In our effort to give advice on unique wedding and reception-related subjects, we thought it might be helpful to both the wedding couple and their photographer to give some advice for cutting and feeding each other cake. The cake cutting (or pie cutting, or cupcake sharing, etc.) is a standard at any wedding reception. It is often a moment of uncertainty and intimidation for the couple getting married: where should the cake be placed? When/how do we cut it? (Stay tuned for a post on how to cut a wedding cake coming up soon!) Should we feed each other nicely or do an in-your-face-down-your-dress-and-up-your-nose smash? While we can't help you answer that particular question, we can give you 6 friendly tips on what to take into consideration for your cake cutting!
1.) Location, location, location!
Depending on your reception location, the size of the room, and how many guests you have, it's not always possible to have your cake table anywhere but in a corner or against a wall. But ask your venue contact if there's any way to have your cake closer to the middle of the room: maybe on the dance floor, then move it after the cake cutting for the caterers to slice up and distribute to guests? Envision your cake table in a corner. Think of how narrow the area will be: the corner/walls take up 2/3 of the perimeter of your cake table! The space that you do have will have to fit you and your new spouse against one wall with your photographer standing almost right next to you. This would make it difficult to properly frame the picture with the two of you and the cake. Then, when you turn toward each other to feed each other a bite, one of you will have your back to your photographer making it impossible to capture both of your facial expressions when you feed each other. Then there's your family members and friends who rush to see you cut and eat the cake: where will they be standing? Ultimately, the more room you allow yourselves for cutting the cake, the more room your photographer will have to move around or get in a perfect position.

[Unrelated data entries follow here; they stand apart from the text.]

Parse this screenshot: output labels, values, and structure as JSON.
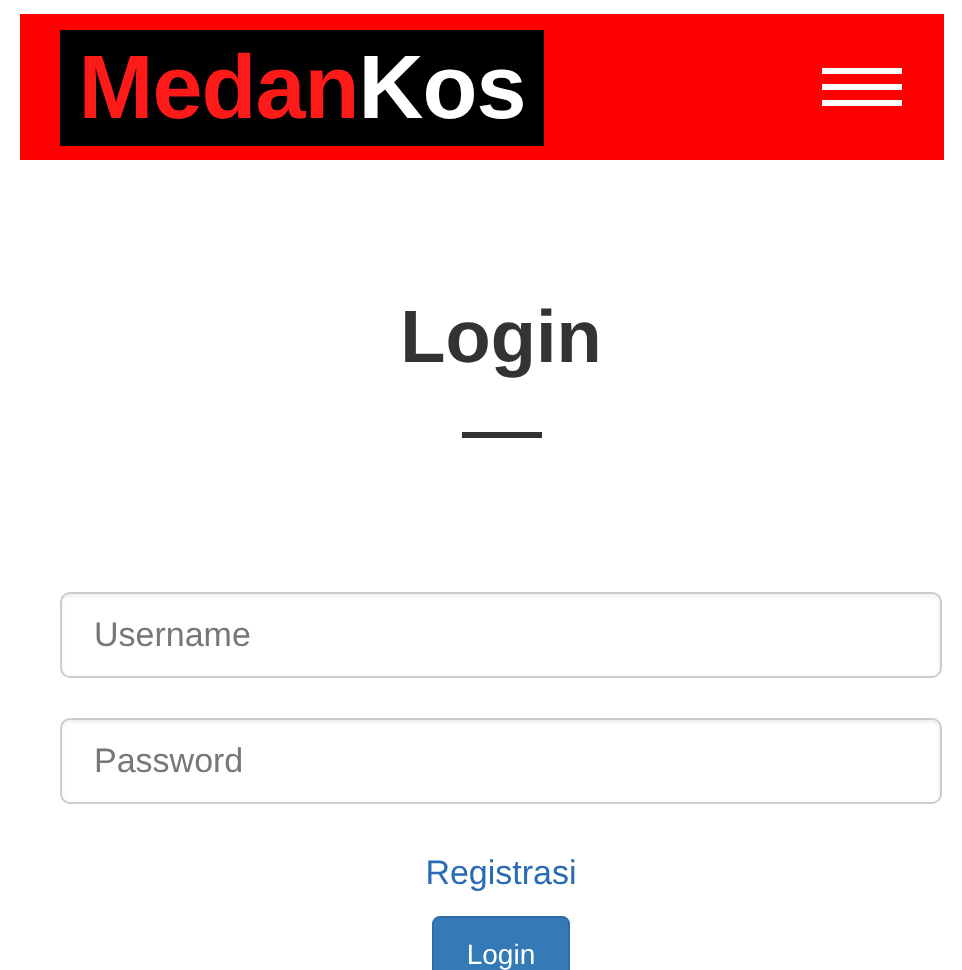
{
  "header": {
    "logo": [
      {
        "text": "Medan",
        "kind": "accent"
      },
      {
        "text": "Kos",
        "kind": "plain"
      }
    ]
  },
  "title": "Login",
  "form": {
    "fields": [
      {
        "placeholder": "Username"
      },
      {
        "placeholder": "Password"
      }
    ],
    "register_link": "Registrasi",
    "submit": "Login"
  }
}
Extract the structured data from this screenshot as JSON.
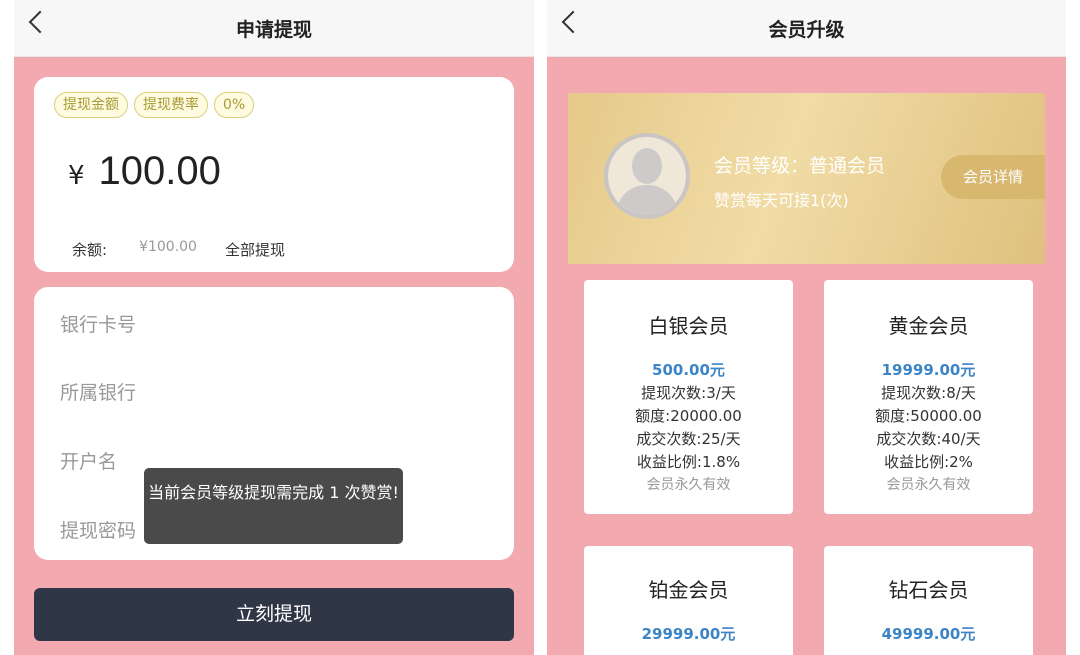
{
  "withdraw": {
    "title": "申请提现",
    "tags": [
      "提现金额",
      "提现费率",
      "0%"
    ],
    "currency": "¥",
    "amount": "100.00",
    "balance_label": "余额:",
    "balance_value": "¥100.00",
    "withdraw_all": "全部提现",
    "fields": [
      "银行卡号",
      "所属银行",
      "开户名",
      "提现密码"
    ],
    "toast": "当前会员等级提现需完成 1 次赞赏!",
    "submit": "立刻提现"
  },
  "upgrade": {
    "title": "会员升级",
    "level": "会员等级：普通会员",
    "daily_quota": "赞赏每天可接1(次)",
    "detail_button": "会员详情",
    "tiers": [
      {
        "name": "白银会员",
        "price": "500.00元",
        "withdraw_times": "提现次数:3/天",
        "limit": "额度:20000.00",
        "deal_times": "成交次数:25/天",
        "ratio": "收益比例:1.8%",
        "validity": "会员永久有效"
      },
      {
        "name": "黄金会员",
        "price": "19999.00元",
        "withdraw_times": "提现次数:8/天",
        "limit": "额度:50000.00",
        "deal_times": "成交次数:40/天",
        "ratio": "收益比例:2%",
        "validity": "会员永久有效"
      },
      {
        "name": "铂金会员",
        "price": "29999.00元"
      },
      {
        "name": "钻石会员",
        "price": "49999.00元"
      }
    ]
  },
  "colors": {
    "background_pink": "#f2a9b0",
    "submit_dark": "#2f3645",
    "price_blue": "#3d84c6",
    "banner_gold": "#e6c98a"
  },
  "icons": [
    "back-arrow-icon",
    "avatar-icon"
  ]
}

The above photograph proves the exception to this advice. If there is a place your photographer can go to get creative, angled shots (like a balcony or staircase!) then consider your venue and reception exempt!
2.) Don't Cut the Top Layer
Maybe you are saving the top layer for your first anniversary. Maybe you're not. Either way, reaching up at that angle provides an awkward angle for your photographer. Nobody wants a picture of the underside of their arm or their armpit on their wedding day! Plus, the reaching leads to your hands blocking your face! So, stay safe and cut the lower layers of your cake.
3.) One Word: STAY
This one gets tricky when you're in the moment, but all we ask is that you do your best to STAY close to each other both when cutting the cake and feeding each other. And, STAY close to each other for the best 'first bite' picture. Often, a couple will inadvertently shift to one side or the other to feed each other cake. When this happens, the photographer is playing catch up and is forced to change their position: something that is difficult if there is a crowd of people gathered nearby for your cake cutting!
4.) Check in with your Photographer
I know, common sense, right? But, when you're in the moment, you may block out everything around you. We include this tip as a gentle reminder to take a few seconds to make sure your professional photographer is ready for you to cut the cake. This moment is a popular one for wedding guests, and you just want to ensure your photographer is as ready as you are, and in the perfect position! That said, do your best to tune into any direction your photographer may give you.
"Horror" story time! We were working a wedding with lots of guests (over 200). At this wedding, the cake cutting moment had us against a wall across the cake table from the bride and groom. Molly's doing an excellent job of making the best of a tight situation and directing the couple where to cut the cake and where to stand for their first bite. Just as they are putting the piece of cake on a plate, somebody's uncle yelled, "Hey you two! Look over here!" This loud directive led them to shift their bodies and BOTH of them inadvertently turned their backs to Molly for their first bite. Neither Molly or her second photographer anticipated this drastic of a shift and despite their best efforts and fast ninja moves, the shot of the first bite was missed.
Worst possible thing to happen on a wedding day? Nah. But missing the true emotion of the moment and having to pose the couple for a second "first bite" among all of the excitement and crowd movement wasn't easy.
5.) Aren't Sure What You're Doing? ASK!
We have literally seen hundreds of cake cuttings, so we've learned a thing or two and are happy to give you advice or directions when you're standing at the table. Depending on where your reception is, your venue contact or event planner is also nearby ready to lend a helping hand. We know you've cut cakes before at birthday parties, but cutting your wedding cake with two of you holding a knife isn't easy! So, please ask us if you need a few last minute pointers!
6.) Don't Stress: Enjoy the Moment!
With all of this advice, we don't mean to stress you out! It's a really sweet, happy tradition you are choosing to include in your wedding, so make sure to enjoy it! Funny story: I've (Rhonda) been working weddings for the better part of 6 years, and even I was a little nervous when I cut my cake at my wedding. I hadn't thought about the fact that we had ribbon around each layer which led to my husband and I cutting the cake twice because in the moment we couldn't figure out why the piece of cake wouldn't come out! Nobody noticed, and the cake was delicious, so all was well!
Little hiccups happen, but keeping a few extra things like this post in mind just ensures that your wedding photographs will be perfect!
First cut? Third cut? Who knows! Take it from me: ribbons are unexpectedly tricky! Did this advice help you think about where to place your cake table and plan for your cake cutting? Do you have any advice we missed?